A strong pivot to libertarianism could propel the GOP, but clinging to pro-business, prohibitionist policies and rhetoric will result in a new liberty party rising before 2016.
3. Voters Increasingly Willing to Punish Cronyism
Let’s return to Elizabeth Warren.
Ryan Lizza of The New York Times must think a lot like me. He noted last week that Elizabeth Warren shares something in common with David Brat, the man who crushed Eric “Crony” Cantor last week.
Yes, Warren and Brat are both college professors, but that’s just the beginning of their similarities. Here’s what Lizza wrote:
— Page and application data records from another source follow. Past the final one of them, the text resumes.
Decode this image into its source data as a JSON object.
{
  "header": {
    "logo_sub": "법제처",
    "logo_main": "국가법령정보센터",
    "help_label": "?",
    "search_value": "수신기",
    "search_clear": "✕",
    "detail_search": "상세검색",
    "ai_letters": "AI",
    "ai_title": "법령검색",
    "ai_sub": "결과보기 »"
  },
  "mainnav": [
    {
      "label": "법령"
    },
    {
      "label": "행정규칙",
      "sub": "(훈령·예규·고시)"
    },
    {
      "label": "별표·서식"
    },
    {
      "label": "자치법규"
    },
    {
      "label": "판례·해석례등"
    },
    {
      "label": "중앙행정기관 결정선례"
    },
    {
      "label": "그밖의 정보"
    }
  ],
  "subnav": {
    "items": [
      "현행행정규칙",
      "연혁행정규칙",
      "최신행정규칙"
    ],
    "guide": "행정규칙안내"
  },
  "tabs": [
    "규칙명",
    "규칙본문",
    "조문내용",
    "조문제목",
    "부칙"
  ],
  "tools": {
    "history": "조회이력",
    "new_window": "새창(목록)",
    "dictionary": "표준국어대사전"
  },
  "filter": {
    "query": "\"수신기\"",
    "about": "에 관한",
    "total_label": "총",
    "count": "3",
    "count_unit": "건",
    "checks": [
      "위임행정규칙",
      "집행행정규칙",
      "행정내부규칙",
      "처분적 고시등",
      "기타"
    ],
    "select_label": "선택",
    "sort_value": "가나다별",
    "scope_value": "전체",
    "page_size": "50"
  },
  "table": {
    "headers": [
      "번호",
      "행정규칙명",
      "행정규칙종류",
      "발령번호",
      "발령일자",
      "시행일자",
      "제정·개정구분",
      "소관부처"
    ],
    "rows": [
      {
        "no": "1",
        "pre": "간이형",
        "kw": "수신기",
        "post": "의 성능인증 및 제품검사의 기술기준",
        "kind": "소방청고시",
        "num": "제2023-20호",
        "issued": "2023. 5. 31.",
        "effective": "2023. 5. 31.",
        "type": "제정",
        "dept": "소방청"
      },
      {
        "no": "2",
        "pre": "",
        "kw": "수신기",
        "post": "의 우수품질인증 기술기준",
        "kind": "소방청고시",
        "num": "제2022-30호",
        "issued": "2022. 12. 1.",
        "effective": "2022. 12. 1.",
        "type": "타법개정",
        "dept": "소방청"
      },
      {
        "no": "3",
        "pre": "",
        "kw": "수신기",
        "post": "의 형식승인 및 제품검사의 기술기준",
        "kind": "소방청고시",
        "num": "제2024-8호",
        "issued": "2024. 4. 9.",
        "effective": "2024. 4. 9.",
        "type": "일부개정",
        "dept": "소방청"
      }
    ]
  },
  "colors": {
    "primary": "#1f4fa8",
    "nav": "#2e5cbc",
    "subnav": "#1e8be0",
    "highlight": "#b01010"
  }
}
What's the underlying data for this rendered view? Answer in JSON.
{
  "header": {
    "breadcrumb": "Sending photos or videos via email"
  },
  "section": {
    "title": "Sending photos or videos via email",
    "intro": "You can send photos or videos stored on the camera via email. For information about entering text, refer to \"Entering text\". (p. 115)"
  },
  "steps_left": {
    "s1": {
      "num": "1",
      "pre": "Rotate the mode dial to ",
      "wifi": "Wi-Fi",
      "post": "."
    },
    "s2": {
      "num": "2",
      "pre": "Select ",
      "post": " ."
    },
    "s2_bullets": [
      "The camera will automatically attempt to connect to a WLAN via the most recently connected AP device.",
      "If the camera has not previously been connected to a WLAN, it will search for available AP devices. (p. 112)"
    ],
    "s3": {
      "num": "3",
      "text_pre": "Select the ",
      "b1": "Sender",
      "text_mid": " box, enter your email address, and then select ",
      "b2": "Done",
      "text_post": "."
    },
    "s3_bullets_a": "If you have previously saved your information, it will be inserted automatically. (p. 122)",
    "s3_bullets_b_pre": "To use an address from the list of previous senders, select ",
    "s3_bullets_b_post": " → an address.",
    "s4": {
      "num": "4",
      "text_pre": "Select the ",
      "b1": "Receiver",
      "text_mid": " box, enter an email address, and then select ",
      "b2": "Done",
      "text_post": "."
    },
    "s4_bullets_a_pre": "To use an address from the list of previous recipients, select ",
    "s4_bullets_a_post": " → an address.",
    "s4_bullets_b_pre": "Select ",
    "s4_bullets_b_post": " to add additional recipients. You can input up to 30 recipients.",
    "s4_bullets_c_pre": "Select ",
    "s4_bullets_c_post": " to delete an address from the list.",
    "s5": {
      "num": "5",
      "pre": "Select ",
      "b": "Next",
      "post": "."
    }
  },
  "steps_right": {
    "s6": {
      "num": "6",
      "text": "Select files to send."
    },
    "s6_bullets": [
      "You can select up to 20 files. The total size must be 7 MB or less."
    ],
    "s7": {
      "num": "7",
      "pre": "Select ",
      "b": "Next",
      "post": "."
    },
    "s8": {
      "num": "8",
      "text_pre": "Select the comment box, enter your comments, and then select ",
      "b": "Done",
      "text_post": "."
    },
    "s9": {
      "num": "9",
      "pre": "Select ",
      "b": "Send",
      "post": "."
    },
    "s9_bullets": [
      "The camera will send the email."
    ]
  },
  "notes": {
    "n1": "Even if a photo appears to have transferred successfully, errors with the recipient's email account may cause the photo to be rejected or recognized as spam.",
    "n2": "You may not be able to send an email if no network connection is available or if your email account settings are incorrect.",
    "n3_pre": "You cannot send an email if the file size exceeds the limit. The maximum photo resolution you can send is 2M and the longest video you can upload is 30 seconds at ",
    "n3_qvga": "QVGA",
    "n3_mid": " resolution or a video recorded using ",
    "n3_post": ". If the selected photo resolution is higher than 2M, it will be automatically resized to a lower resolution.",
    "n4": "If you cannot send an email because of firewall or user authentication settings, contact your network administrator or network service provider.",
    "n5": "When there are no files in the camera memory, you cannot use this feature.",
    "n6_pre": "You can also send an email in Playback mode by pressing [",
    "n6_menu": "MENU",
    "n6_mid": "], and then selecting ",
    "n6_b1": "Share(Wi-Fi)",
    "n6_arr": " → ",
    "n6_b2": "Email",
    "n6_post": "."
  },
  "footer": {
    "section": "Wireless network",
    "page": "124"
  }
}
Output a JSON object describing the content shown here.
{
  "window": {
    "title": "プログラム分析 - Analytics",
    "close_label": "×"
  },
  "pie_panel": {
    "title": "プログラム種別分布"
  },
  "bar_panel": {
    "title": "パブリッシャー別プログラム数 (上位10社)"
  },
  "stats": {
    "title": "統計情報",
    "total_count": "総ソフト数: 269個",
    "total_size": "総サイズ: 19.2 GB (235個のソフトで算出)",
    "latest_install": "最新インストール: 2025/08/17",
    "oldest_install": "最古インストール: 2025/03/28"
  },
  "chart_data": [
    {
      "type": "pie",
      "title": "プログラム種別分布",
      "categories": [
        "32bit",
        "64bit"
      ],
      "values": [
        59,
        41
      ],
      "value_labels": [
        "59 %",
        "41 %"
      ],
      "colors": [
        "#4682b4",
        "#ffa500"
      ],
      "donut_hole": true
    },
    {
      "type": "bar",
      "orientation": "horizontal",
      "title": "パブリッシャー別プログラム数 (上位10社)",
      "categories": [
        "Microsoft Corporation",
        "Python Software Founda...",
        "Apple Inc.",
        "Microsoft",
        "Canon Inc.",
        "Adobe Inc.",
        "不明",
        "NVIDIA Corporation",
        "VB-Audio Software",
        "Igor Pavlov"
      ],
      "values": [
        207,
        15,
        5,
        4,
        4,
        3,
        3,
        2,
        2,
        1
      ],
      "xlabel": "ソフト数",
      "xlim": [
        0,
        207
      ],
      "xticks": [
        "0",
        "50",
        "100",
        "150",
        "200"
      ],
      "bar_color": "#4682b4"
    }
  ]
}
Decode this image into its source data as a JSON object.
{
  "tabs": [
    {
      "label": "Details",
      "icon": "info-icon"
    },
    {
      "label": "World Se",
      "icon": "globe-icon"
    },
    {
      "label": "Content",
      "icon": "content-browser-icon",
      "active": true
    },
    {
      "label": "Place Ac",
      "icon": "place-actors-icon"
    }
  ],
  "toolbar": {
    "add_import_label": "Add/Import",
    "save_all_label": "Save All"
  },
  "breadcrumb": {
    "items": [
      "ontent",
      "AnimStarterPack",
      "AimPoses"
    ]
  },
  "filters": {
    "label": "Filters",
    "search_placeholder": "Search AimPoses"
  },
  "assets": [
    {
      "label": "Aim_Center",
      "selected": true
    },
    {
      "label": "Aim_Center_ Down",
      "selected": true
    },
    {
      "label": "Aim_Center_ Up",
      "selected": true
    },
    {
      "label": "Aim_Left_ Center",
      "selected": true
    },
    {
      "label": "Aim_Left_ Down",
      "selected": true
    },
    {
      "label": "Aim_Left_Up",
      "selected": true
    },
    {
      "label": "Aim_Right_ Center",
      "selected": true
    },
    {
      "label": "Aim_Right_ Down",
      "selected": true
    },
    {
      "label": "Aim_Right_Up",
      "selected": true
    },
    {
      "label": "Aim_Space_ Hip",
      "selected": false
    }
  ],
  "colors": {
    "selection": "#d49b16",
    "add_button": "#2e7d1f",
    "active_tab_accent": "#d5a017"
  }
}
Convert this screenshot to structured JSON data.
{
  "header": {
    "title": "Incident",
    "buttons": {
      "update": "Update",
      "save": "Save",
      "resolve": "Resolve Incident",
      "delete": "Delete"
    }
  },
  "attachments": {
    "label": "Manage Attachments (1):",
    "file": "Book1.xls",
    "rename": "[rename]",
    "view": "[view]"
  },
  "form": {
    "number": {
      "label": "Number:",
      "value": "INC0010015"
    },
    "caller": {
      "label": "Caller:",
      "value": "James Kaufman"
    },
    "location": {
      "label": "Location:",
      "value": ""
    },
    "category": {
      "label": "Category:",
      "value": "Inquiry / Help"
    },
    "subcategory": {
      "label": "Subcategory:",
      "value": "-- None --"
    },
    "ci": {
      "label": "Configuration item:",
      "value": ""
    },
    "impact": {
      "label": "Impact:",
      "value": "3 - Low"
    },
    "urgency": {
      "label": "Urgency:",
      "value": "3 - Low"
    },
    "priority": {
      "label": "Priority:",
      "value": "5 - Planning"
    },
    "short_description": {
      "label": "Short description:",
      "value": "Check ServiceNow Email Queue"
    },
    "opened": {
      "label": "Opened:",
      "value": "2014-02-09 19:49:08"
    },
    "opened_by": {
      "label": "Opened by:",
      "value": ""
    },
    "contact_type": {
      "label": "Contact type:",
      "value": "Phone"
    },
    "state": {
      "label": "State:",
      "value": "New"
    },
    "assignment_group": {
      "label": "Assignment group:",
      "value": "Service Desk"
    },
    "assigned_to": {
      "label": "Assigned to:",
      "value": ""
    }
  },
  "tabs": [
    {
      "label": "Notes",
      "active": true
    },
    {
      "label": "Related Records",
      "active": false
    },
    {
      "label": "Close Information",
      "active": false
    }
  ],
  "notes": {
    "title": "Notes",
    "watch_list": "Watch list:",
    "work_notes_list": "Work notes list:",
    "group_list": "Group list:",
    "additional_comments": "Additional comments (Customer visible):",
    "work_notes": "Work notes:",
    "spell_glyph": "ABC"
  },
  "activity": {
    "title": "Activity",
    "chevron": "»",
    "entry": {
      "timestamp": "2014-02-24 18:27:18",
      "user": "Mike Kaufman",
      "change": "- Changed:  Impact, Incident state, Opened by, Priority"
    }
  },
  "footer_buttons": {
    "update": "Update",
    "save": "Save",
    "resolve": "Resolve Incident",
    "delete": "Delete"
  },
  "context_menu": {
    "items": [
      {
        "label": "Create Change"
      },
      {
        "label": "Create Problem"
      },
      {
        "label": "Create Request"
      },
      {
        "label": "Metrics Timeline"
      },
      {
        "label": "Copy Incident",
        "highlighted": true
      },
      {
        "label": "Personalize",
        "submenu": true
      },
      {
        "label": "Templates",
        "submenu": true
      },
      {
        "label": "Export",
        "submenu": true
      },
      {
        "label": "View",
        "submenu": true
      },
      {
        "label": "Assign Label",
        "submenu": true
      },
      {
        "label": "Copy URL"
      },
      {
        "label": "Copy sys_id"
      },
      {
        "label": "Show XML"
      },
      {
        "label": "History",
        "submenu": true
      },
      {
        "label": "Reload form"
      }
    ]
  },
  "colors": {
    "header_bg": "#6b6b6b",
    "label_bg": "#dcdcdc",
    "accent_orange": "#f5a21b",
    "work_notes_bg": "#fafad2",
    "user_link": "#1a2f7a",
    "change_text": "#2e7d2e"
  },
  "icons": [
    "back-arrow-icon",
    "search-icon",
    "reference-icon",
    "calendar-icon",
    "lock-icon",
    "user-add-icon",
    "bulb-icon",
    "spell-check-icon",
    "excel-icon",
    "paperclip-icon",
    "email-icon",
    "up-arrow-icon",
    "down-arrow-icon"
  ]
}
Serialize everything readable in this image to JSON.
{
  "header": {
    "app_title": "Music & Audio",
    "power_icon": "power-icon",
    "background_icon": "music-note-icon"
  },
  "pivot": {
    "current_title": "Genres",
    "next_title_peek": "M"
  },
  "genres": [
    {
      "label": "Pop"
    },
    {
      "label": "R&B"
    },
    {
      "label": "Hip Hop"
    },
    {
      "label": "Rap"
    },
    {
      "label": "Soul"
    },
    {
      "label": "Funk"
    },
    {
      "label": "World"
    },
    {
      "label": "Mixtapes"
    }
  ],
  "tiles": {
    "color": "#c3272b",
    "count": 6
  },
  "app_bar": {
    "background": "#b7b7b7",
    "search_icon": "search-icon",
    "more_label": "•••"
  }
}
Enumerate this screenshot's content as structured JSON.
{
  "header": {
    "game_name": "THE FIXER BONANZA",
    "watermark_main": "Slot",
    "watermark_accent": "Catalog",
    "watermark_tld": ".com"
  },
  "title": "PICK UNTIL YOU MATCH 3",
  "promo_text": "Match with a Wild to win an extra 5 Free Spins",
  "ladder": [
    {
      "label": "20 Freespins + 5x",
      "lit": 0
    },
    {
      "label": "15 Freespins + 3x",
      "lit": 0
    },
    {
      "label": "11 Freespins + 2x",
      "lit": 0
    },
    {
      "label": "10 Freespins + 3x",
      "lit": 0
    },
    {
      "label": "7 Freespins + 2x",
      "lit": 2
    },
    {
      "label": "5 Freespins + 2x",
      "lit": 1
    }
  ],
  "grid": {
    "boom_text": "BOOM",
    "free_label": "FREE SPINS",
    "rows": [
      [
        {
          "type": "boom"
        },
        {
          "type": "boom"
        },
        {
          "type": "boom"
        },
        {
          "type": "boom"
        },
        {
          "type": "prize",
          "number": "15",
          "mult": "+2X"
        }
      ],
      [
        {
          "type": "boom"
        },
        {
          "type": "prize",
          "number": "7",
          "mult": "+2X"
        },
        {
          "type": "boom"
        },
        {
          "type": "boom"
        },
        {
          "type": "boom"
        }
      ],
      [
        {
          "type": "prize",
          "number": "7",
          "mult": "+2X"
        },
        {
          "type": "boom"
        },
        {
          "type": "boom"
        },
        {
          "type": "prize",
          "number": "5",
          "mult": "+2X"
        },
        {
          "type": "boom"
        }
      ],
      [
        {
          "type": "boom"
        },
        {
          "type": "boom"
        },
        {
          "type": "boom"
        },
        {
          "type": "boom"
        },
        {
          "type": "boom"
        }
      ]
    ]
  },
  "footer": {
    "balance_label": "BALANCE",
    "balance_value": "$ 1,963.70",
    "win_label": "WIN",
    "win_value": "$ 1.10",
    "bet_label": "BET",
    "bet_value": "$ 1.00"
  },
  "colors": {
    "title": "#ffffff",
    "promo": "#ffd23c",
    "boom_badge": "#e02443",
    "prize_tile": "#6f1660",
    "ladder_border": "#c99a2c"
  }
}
From what I’ve observed, Brat has not talked like a forty-seven-per-cent conservative complaining about how tax dollars are being shovelled to the undeserving poor (although maybe he does believe that and didn’t emphasize it in the campaign). He comes across, instead, like a ninety-nine-per-cent conservative who sees the real villain as corporate America and its addiction to government largesse. One of his biggest applause lines is about how bankers should have gone to jail after the 2008 financial crisis. Brat is the Elizabeth Warren of the right.
And there’s more:
In his campaign against Cantor, Brat turned every issue into a morality tale about big business cheating ordinary Americans. He attacked Cantor for supporting the farm bill (“Do those billions of dollars go to the small American farmer? No, they go to huge agribusiness, right? Big business again.”), the flood-insurance bill (“Who does that go to? A lot of the money goes to gazillionaires on both coasts who have homes in nice real-estate locations.”), and the STOCK Act, an effort to stop insider trading by congressmen, which Cantor gutted by including an exception for spouses. In his Stephenson-inspired stump speech, Brat was more worked up about the STOCK Act than anything else. He promised, “If you tell your friends or neighbors about this issue, I will be your next congressman!”
People are sick and tired of politicians protecting their powerful donors from presumably weak people–the 99 percent. But we’re not powerless. In fact, we wee people have ALL the power. What scares the crap out of the crony class is our increasing willingness to apply our power in our interest.
As William F. Buckley wrote in Up From Liberalism, we will horde our power like misers. We will not willingly cede another ounce of our power to General Motors, the NAACP, the United Nations, or the US government. We will keep and use our power as WE see fit.
And that begins with tossing out the friends of big business–in Congress and in Jefferson City and Springfield.
Let’s Get Together And Feel Alright
Let’s take these three lessons from Cantor’s loss to an anti-cronyism professor and change the future. Let’s accept that we might need help from Democrats like Elizabeth Warren. Let’s accept that we might have to let go of some traditional conservative issues like marijuana prohibition. Let’s drop the ancillary shit and save the damn republic.
I’m in it if you are. I won’t support big government over big business, but I don’t think that’s even possible anymore. Anything that grows the government also seems to grow Fortune 100 balance sheets. If we make a list of the pro-liberty, pro-market causes we can support together–the left and the right, libertarian, liberal, and conservative–we will give American freedom and American prosperity a new birth. And we can become pleasant in the process.